MIAMI (AP) -- Dwyane Wade saw LeBron James was on the move and unguarded, so he lobbed the ball toward the rim and waited for the predictable outcome.
The alley-oop looked easy - just like everything else after halftime for the Miami Heat.
James scored 32 points, Wade added 22 points and eight assists, and the Heat trailed by 11 early in the second half before running away to a 107-88 victory over the New Orleans Pelicans on Tuesday night. That alley-oop was one of the first salvos in what turned into a 59-26 run by the two-time defending champions.
''We're an old team, man,'' Wade said. ''It takes us a while sometimes to get the juices flowing. Playing against a lot of young teams, they come in loose, ready. We've got to get our body going a little bit.''
Chris Andersen was 7 for 7 from the field and scored 15 points, and Chris Bosh added 12 points and nine rebounds for the Heat (27-8). Wade added eight rebounds for Miami, which got 11 points from Ray Allen.
''We were able to turn the game around pretty fast,'' James said.
Anthony Davis led the Pelicans with 22 points and 12 rebounds, most of his numbers coming in the first half.
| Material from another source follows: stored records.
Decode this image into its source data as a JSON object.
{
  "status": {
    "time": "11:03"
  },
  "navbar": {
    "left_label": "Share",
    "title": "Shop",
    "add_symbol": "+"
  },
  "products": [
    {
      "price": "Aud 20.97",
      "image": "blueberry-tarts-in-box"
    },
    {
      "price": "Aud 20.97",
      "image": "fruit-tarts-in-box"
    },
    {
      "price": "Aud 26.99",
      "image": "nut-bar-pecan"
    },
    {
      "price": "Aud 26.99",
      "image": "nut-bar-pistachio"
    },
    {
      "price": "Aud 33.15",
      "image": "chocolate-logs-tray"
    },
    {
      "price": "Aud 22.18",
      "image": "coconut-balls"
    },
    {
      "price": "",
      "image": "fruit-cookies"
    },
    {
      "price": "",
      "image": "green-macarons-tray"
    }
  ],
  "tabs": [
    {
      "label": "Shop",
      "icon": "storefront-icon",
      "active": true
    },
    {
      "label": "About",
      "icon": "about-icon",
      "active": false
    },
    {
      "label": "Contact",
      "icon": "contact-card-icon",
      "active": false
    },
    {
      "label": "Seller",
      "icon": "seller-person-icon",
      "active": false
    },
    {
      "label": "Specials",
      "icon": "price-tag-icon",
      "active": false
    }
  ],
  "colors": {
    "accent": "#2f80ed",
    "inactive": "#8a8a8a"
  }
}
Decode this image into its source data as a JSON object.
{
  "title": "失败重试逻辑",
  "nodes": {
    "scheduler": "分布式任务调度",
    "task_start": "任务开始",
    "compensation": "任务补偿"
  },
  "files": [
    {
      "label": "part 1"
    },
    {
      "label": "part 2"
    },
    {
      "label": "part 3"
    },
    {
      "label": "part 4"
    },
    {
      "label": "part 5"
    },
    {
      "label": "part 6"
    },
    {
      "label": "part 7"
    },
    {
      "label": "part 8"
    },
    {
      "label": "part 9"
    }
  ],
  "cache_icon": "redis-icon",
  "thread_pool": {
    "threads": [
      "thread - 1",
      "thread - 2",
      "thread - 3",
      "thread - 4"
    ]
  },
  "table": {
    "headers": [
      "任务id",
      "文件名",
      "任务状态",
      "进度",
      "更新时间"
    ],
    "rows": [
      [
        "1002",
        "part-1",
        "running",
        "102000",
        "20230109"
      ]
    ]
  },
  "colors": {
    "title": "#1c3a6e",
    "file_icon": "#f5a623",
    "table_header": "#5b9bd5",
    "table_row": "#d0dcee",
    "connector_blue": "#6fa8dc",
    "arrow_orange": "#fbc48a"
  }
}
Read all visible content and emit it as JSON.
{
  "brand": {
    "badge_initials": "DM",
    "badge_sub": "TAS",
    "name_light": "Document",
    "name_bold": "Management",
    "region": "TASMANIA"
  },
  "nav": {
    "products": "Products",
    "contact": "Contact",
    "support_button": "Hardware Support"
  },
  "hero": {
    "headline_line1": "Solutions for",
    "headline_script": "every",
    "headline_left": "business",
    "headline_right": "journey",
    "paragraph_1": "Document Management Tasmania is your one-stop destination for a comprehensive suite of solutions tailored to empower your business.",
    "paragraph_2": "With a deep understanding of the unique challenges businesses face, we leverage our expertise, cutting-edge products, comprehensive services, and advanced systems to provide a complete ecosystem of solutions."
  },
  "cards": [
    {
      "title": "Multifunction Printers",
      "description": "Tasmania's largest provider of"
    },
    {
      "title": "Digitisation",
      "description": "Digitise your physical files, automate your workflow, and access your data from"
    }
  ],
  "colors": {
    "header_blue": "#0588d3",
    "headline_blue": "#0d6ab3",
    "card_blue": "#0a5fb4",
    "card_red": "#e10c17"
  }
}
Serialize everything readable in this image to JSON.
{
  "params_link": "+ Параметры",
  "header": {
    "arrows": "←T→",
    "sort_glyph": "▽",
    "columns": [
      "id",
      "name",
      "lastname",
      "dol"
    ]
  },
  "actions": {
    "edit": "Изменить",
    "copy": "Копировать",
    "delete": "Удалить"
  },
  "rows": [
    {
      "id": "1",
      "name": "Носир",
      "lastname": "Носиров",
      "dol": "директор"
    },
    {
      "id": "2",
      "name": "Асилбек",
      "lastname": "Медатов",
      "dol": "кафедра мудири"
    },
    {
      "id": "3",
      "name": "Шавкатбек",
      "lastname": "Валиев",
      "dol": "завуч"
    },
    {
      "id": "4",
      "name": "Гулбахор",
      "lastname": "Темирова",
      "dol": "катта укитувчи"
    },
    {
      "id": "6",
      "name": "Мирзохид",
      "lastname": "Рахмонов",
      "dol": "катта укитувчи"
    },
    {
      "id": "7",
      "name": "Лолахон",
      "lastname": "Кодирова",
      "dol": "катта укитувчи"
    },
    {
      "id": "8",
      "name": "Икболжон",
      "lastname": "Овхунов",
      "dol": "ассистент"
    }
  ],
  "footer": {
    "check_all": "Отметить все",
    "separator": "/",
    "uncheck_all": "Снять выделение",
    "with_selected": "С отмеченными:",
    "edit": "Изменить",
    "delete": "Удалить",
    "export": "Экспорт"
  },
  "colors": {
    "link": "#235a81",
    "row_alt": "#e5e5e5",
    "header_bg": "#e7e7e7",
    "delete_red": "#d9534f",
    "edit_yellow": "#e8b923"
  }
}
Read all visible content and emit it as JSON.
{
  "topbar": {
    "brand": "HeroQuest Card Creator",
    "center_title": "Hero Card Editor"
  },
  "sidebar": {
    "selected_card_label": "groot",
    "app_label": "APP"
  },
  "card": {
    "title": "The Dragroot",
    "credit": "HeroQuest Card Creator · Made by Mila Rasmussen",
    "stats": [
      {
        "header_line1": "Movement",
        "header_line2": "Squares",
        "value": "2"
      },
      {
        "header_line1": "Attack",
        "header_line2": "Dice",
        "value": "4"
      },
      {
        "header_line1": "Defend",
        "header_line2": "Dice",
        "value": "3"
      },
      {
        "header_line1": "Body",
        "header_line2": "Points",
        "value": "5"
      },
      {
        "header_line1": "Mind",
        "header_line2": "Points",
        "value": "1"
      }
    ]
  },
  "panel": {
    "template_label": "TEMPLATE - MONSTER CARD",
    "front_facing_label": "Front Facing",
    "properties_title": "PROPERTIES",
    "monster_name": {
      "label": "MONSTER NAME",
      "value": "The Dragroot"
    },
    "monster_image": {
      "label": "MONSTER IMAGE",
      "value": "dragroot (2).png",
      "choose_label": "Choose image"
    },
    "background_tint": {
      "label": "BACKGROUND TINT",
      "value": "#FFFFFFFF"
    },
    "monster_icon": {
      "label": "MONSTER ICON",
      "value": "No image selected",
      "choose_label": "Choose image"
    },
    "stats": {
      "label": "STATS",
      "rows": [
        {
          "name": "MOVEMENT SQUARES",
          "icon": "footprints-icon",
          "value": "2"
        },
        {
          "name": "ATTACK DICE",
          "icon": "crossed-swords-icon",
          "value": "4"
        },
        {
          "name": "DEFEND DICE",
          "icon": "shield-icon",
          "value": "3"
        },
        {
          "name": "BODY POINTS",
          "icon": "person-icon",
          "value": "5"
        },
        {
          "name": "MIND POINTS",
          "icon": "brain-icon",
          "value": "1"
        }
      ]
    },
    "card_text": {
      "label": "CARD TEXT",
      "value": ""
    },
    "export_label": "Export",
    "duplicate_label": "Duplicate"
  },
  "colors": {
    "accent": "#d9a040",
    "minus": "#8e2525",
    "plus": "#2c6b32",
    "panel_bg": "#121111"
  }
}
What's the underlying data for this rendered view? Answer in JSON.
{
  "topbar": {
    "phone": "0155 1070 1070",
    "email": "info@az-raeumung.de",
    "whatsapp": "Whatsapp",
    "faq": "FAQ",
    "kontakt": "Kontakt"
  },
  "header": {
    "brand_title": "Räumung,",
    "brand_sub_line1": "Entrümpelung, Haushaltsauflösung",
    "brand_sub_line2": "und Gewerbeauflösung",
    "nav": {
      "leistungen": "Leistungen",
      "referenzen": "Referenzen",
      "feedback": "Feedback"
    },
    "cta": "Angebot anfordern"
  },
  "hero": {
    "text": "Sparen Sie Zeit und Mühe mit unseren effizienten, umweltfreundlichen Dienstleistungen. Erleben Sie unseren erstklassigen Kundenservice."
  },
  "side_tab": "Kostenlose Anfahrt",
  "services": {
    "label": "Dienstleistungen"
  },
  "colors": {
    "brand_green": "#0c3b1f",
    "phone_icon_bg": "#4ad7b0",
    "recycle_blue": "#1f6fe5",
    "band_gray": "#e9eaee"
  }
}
Eric Gordon scored 15 and Tyreke Evans added 13 for New Orleans (15-18).
''Give them credit. They came out in the third quarter and stepped up the pressure,'' Pelicans coach Monty Williams said. ''They made a lot of tough shots but our guys, as a whole, we've got to grow up and understand that when you have a (good) half against a team, they're going to come out and attack and put pressure.''
That's precisely what happened. The Heat shot 61 percent in the third, outscoring the Pelicans 32-21 and with James nearly outscoring them by himself, putting up 16 in the period.
And in the fourth, the Heat wasted no time taking full control. Allen's 3-pointer from the same spot where he connected with 5.2 seconds left in Game 6 of the NBA Finals started a 7-0 run to start the quarter, with the margin growing steadily from there in Miami's final game before setting out to play its next six away from home.
''I was encouraged by the second half,'' Heat coach Erik Spoelstra said. ''That's a very talented team and in the first half we couldn't quite figure it out defensively.''
It was very much a tale of two halves.
Davis had a double-double by halftime, 16 points and 10 rebounds in the opening two quarters - only the second time the 2012 No. 1 pick has managed that in his career. He was dominant with seven offensive rebounds, three steals, two blocks and 7-for-11 shooting in that half, numbers that certainly won't hurt his shot at playing in the All-Star Game in New Orleans next month.
And the Pelicans were giving Miami all it wanted. The Heat found themselves down by as many as nine in the first half and the Pelicans had a chance just before the break to push their advantage into double figures.
Instead, two mistakes - less than a second apart - sent them into intermission up by only six.
Evans was whistled for a discontinued dribble with 1.1 seconds remaining. Miami called a timeout to set up a play, James connected with Bosh on a 35-foot pass and Bosh got fouled while attempting a 3-pointer from the top of the key. He made all three free throws with 0.2 seconds left, and Miami got within 49-43 at the half.
Mentally, that was a huge lift for the Heat.
''Every possession is very key,'' James said. ''That was a huge point right there.''
New Orleans scored the first five points of the third, getting the lead up to 11. Less than five minutes later, the lead was already gone, and the Heat were starting to roll.
''They started making shots and the momentum switched,'' Davis said. ''And they never looked back.''
NOTES: It was the 10th 30-point game of the season for James. The Heat are 9-1 when he scores that many. ... The Pelicans announced Tuesday morning that F Ryan Anderson, averaging 19.8 points, is out indefinitely with a herniated disk. He got hurt against Boston on Jan. 3. ... A fan seated courtside yawned in the fourth quarter. ''You tired?'' Wade asked her, causing the woman to laugh for about a minute afterward.